> **About this exercise**
Reproduce every record below exactly as written, but leave out any pictures.

____

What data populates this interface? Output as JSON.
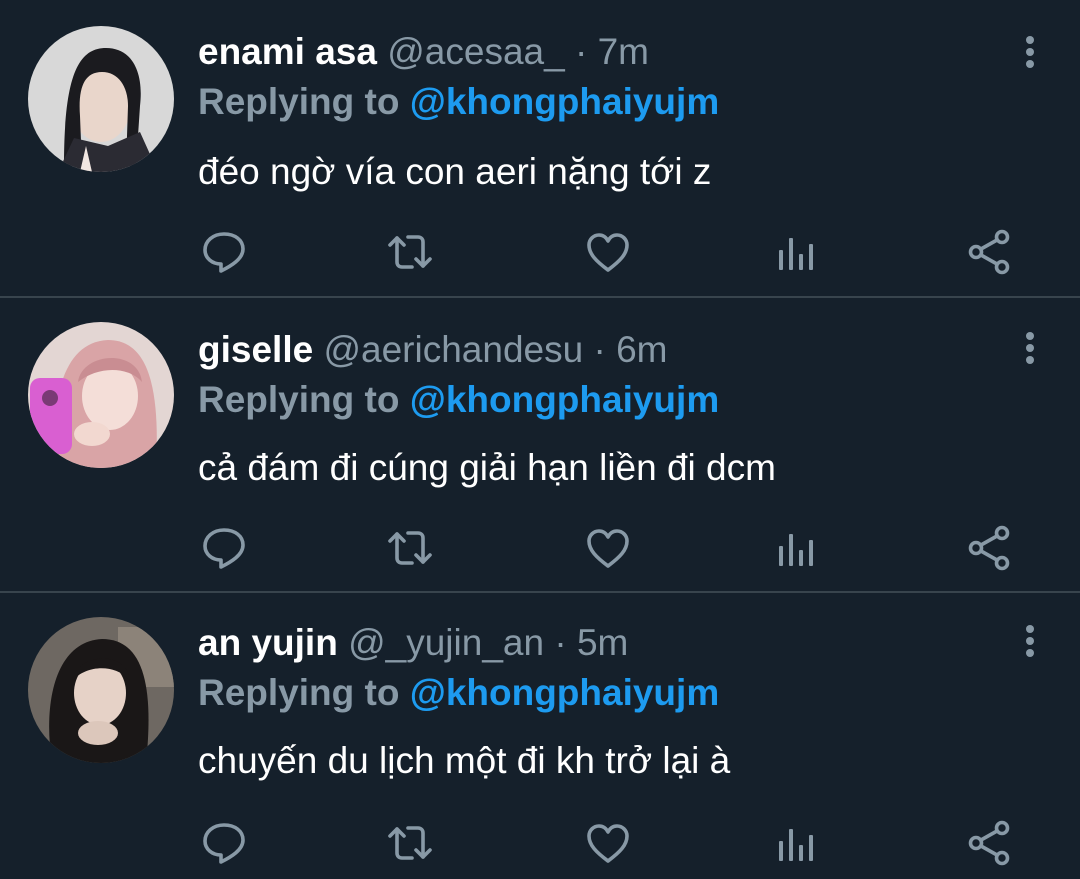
{
  "theme": {
    "background": "#15202b",
    "divider": "#38444d",
    "text_primary": "#ffffff",
    "text_secondary": "#8899a6",
    "accent": "#1d9bf0"
  },
  "tweets": [
    {
      "display_name": "enami asa",
      "handle": "@acesaa_",
      "separator": "·",
      "time": "7m",
      "replying_label": "Replying to",
      "replying_to": "@khongphaiyujm",
      "text": "đéo ngờ vía con aeri nặng tới z",
      "avatar": "avatar-photo",
      "icons": [
        "reply-icon",
        "retweet-icon",
        "like-icon",
        "analytics-icon",
        "share-icon",
        "more-options-icon"
      ]
    },
    {
      "display_name": "giselle",
      "handle": "@aerichandesu",
      "separator": "·",
      "time": "6m",
      "replying_label": "Replying to",
      "replying_to": "@khongphaiyujm",
      "text": "cả đám đi cúng giải hạn liền đi dcm",
      "avatar": "avatar-photo",
      "icons": [
        "reply-icon",
        "retweet-icon",
        "like-icon",
        "analytics-icon",
        "share-icon",
        "more-options-icon"
      ]
    },
    {
      "display_name": "an yujin",
      "handle": "@_yujin_an",
      "separator": "·",
      "time": "5m",
      "replying_label": "Replying to",
      "replying_to": "@khongphaiyujm",
      "text": "chuyến du lịch một đi kh trở lại à",
      "avatar": "avatar-photo",
      "icons": [
        "reply-icon",
        "retweet-icon",
        "like-icon",
        "analytics-icon",
        "share-icon",
        "more-options-icon"
      ]
    }
  ]
}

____

> **Response to the exercise**
What data populates this interface? Output as JSON.
{
  "theme": {
    "background": "#15202b",
    "divider": "#38444d",
    "text_primary": "#ffffff",
    "text_secondary": "#8899a6",
    "accent": "#1d9bf0"
  },
  "tweets": [
    {
      "display_name": "enami asa",
      "handle": "@acesaa_",
      "separator": "·",
      "time": "7m",
      "replying_label": "Replying to",
      "replying_to": "@khongphaiyujm",
      "text": "đéo ngờ vía con aeri nặng tới z",
      "avatar": "avatar-photo",
      "icons": [
        "reply-icon",
        "retweet-icon",
        "like-icon",
        "analytics-icon",
        "share-icon",
        "more-options-icon"
      ]
    },
    {
      "display_name": "giselle",
      "handle": "@aerichandesu",
      "separator": "·",
      "time": "6m",
      "replying_label": "Replying to",
      "replying_to": "@khongphaiyujm",
      "text": "cả đám đi cúng giải hạn liền đi dcm",
      "avatar": "avatar-photo",
      "icons": [
        "reply-icon",
        "retweet-icon",
        "like-icon",
        "analytics-icon",
        "share-icon",
        "more-options-icon"
      ]
    },
    {
      "display_name": "an yujin",
      "handle": "@_yujin_an",
      "separator": "·",
      "time": "5m",
      "replying_label": "Replying to",
      "replying_to": "@khongphaiyujm",
      "text": "chuyến du lịch một đi kh trở lại à",
      "avatar": "avatar-photo",
      "icons": [
        "reply-icon",
        "retweet-icon",
        "like-icon",
        "analytics-icon",
        "share-icon",
        "more-options-icon"
      ]
    }
  ]
}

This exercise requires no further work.